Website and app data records
= = =

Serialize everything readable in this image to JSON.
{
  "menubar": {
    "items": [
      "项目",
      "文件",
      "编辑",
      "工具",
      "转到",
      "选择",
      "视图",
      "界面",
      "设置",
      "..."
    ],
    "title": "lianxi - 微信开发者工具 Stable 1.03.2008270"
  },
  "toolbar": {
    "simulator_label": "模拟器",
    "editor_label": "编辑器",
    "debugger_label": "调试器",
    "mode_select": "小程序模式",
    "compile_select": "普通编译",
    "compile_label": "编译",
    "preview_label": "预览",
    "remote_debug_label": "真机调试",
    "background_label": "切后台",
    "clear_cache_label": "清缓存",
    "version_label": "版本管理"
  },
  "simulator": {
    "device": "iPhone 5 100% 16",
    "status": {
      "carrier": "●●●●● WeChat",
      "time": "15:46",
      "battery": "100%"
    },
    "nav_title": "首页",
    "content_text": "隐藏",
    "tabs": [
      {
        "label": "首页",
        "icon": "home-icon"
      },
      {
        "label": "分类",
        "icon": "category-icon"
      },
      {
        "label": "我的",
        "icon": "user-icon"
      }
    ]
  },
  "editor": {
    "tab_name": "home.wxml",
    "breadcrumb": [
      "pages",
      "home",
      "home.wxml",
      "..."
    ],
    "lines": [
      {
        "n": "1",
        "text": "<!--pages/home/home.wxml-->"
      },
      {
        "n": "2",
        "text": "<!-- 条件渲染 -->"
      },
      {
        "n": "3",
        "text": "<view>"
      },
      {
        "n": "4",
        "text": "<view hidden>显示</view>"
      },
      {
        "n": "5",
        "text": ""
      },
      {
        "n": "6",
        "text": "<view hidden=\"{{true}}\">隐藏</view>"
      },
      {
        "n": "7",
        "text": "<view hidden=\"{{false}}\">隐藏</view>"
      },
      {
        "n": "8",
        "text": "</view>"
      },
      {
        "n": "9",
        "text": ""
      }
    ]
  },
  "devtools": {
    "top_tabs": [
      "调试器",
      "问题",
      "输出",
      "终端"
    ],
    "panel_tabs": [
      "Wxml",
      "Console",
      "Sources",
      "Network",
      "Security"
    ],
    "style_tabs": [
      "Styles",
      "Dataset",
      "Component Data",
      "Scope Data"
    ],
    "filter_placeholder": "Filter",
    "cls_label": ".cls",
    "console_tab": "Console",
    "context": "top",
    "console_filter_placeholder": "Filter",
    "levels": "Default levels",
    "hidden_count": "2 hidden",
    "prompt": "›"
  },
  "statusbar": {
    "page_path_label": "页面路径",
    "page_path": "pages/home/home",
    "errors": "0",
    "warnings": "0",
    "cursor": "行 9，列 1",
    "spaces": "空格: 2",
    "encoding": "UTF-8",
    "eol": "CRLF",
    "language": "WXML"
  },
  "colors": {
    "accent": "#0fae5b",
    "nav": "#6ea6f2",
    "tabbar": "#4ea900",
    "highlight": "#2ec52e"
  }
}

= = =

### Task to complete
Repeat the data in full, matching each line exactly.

### Task output
Serialize everything readable in this image to JSON.
{
  "menubar": {
    "items": [
      "项目",
      "文件",
      "编辑",
      "工具",
      "转到",
      "选择",
      "视图",
      "界面",
      "设置",
      "..."
    ],
    "title": "lianxi - 微信开发者工具 Stable 1.03.2008270"
  },
  "toolbar": {
    "simulator_label": "模拟器",
    "editor_label": "编辑器",
    "debugger_label": "调试器",
    "mode_select": "小程序模式",
    "compile_select": "普通编译",
    "compile_label": "编译",
    "preview_label": "预览",
    "remote_debug_label": "真机调试",
    "background_label": "切后台",
    "clear_cache_label": "清缓存",
    "version_label": "版本管理"
  },
  "simulator": {
    "device": "iPhone 5 100% 16",
    "status": {
      "carrier": "●●●●● WeChat",
      "time": "15:46",
      "battery": "100%"
    },
    "nav_title": "首页",
    "content_text": "隐藏",
    "tabs": [
      {
        "label": "首页",
        "icon": "home-icon"
      },
      {
        "label": "分类",
        "icon": "category-icon"
      },
      {
        "label": "我的",
        "icon": "user-icon"
      }
    ]
  },
  "editor": {
    "tab_name": "home.wxml",
    "breadcrumb": [
      "pages",
      "home",
      "home.wxml",
      "..."
    ],
    "lines": [
      {
        "n": "1",
        "text": "<!--pages/home/home.wxml-->"
      },
      {
        "n": "2",
        "text": "<!-- 条件渲染 -->"
      },
      {
        "n": "3",
        "text": "<view>"
      },
      {
        "n": "4",
        "text": "<view hidden>显示</view>"
      },
      {
        "n": "5",
        "text": ""
      },
      {
        "n": "6",
        "text": "<view hidden=\"{{true}}\">隐藏</view>"
      },
      {
        "n": "7",
        "text": "<view hidden=\"{{false}}\">隐藏</view>"
      },
      {
        "n": "8",
        "text": "</view>"
      },
      {
        "n": "9",
        "text": ""
      }
    ]
  },
  "devtools": {
    "top_tabs": [
      "调试器",
      "问题",
      "输出",
      "终端"
    ],
    "panel_tabs": [
      "Wxml",
      "Console",
      "Sources",
      "Network",
      "Security"
    ],
    "style_tabs": [
      "Styles",
      "Dataset",
      "Component Data",
      "Scope Data"
    ],
    "filter_placeholder": "Filter",
    "cls_label": ".cls",
    "console_tab": "Console",
    "context": "top",
    "console_filter_placeholder": "Filter",
    "levels": "Default levels",
    "hidden_count": "2 hidden",
    "prompt": "›"
  },
  "statusbar": {
    "page_path_label": "页面路径",
    "page_path": "pages/home/home",
    "errors": "0",
    "warnings": "0",
    "cursor": "行 9，列 1",
    "spaces": "空格: 2",
    "encoding": "UTF-8",
    "eol": "CRLF",
    "language": "WXML"
  },
  "colors": {
    "accent": "#0fae5b",
    "nav": "#6ea6f2",
    "tabbar": "#4ea900",
    "highlight": "#2ec52e"
  }
}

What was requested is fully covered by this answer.